When 11-year-old Max Day broke his leg and dislocated his hip coming off a motorbike on a remote station in the far north-west corner of New South Wales, a well-practised network kicked into action.
Emergency services were called immediately, and local volunteers from neighbouring properties and a nearby pub went about clearing the emergency airstrip of kangaroos, closing gates and turning on lights, so the Royal Flying Doctor Service (RFDS) could safely land.
While Max’s memory of the incident is hazy, he was in safe hands.
The community around the Shannon’s Creek emergency airstrip had practised for this: it came together and got the young boy safely on the plane and to Adelaide Hospital for surgery.
“All I remember is waking up and then going to sleep again,” Max said.
“I can remember landing in the RFDS plane in Adelaide and then I can remember waiting to go into surgery.”
Preparing for the worst
Collaboration and communication between government, emergency services, and community members can mean the difference between life and death.
That requires some practice runs, which is what prompted a recent emergency landing drill at the airstrip where Max was airlifted.
Justin Marr, general manager of aviation with the RFDS, said practice runs were a good way for all the parties involved in emergencies to connect.
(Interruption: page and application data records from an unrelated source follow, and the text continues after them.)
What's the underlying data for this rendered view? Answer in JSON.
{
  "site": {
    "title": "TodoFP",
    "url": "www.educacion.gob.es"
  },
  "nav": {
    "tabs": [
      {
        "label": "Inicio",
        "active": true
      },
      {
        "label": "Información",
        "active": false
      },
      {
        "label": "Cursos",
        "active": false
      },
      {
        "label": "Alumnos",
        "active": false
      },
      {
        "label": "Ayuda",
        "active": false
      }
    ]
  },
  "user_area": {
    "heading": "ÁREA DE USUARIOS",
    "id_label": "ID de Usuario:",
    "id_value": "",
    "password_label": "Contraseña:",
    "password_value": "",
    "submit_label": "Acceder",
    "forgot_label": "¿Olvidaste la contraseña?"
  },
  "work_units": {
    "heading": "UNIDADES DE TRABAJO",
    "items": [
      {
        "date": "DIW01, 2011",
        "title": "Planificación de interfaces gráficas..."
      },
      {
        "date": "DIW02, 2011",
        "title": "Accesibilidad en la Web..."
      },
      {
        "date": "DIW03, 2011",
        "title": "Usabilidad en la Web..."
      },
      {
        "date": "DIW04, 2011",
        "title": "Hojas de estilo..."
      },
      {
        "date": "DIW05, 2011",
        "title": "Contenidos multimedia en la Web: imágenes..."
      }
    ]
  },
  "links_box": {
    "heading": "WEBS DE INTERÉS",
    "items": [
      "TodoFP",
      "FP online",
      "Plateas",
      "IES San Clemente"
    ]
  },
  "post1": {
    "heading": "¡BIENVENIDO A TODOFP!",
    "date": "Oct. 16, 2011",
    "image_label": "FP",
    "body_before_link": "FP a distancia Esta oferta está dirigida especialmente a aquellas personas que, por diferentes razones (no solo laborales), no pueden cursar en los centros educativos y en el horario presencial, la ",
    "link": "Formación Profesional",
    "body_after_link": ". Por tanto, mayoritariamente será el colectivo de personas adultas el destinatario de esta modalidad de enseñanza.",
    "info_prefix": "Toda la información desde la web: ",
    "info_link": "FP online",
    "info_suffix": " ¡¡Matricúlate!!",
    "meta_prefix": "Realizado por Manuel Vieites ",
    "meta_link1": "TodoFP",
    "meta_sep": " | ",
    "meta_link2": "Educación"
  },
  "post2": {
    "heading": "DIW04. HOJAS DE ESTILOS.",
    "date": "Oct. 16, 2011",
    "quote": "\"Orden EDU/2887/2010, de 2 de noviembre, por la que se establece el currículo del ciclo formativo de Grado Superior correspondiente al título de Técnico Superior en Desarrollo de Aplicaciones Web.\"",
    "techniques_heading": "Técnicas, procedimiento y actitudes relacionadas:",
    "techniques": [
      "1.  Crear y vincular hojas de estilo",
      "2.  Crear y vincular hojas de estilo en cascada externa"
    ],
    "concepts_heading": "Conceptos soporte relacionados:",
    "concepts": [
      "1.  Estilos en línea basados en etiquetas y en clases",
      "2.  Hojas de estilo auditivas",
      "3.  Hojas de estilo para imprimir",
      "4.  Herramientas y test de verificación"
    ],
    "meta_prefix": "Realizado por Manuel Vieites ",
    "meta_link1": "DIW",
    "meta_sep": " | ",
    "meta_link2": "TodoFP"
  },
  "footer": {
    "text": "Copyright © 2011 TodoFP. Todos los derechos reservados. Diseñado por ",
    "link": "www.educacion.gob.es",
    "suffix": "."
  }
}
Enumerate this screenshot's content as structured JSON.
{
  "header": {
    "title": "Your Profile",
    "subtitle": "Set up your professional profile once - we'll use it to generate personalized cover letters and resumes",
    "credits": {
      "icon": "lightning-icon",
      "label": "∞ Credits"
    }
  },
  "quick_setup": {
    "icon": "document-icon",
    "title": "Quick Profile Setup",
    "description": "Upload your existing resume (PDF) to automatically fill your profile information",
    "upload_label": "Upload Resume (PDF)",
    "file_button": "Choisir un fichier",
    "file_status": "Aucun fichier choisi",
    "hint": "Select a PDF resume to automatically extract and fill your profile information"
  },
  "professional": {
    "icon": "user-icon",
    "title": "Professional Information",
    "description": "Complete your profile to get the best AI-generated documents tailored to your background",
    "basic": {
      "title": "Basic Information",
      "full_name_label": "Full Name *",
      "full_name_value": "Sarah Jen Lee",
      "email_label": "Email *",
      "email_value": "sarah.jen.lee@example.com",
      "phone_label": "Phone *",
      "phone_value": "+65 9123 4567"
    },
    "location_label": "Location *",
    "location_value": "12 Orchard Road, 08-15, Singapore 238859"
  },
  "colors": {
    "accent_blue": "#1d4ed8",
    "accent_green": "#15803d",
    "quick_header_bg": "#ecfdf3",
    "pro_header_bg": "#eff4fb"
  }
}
“There’s quite a distance between some of these properties and this gives people here an opportunity to get together,” he said.
“There’s obviously a need for people to support us, and they’ve been very helpful over the years. We’re here to provide our support to them to allow us to land on this strip when an emergency requires.”
Few know the importance of having a well-rehearsed emergency plan better than the Roberts family, who have been on the land near the airstrip since 1888.
Grant Roberts said his family had called the flying doctor on many occasions.
“One time Dad was riding a bike along with no headlight and he cut his arm deeply with barbed wire,” he remembered.
“I held the torch for two hours while they put 17 stitches in his arm.”
There have been airlifts and callouts for nearly every family member along the way.
Everyone plays a part
Aside from residents, the drill also included members of the RFDS, the SES, the NSW Roads and Maritime Service which maintains the airstrip, and the ambulance service.
Ruth Sandow, president of the south eastern section of the RFDS, said local volunteers’ dedication to the drill and helping out was evidence of the community spirit in the area.
“I think it just reinforces how much people do care, how much people are prepared to work together to get the best result in an emergency situation,” she said.
“It’s part of being in the bush. I guess in the city you probably see it as well, but it’s not quite so pronounced.
“Out here it’s really an important cultural part of what we are, who we are.”
That community spirit has left its mark on Max Day too, who said after his experience he felt ready to help anyone else he could.
“Actually, being in an accident myself, and knowing how it feels now, I reckon I really would help someone if I could.”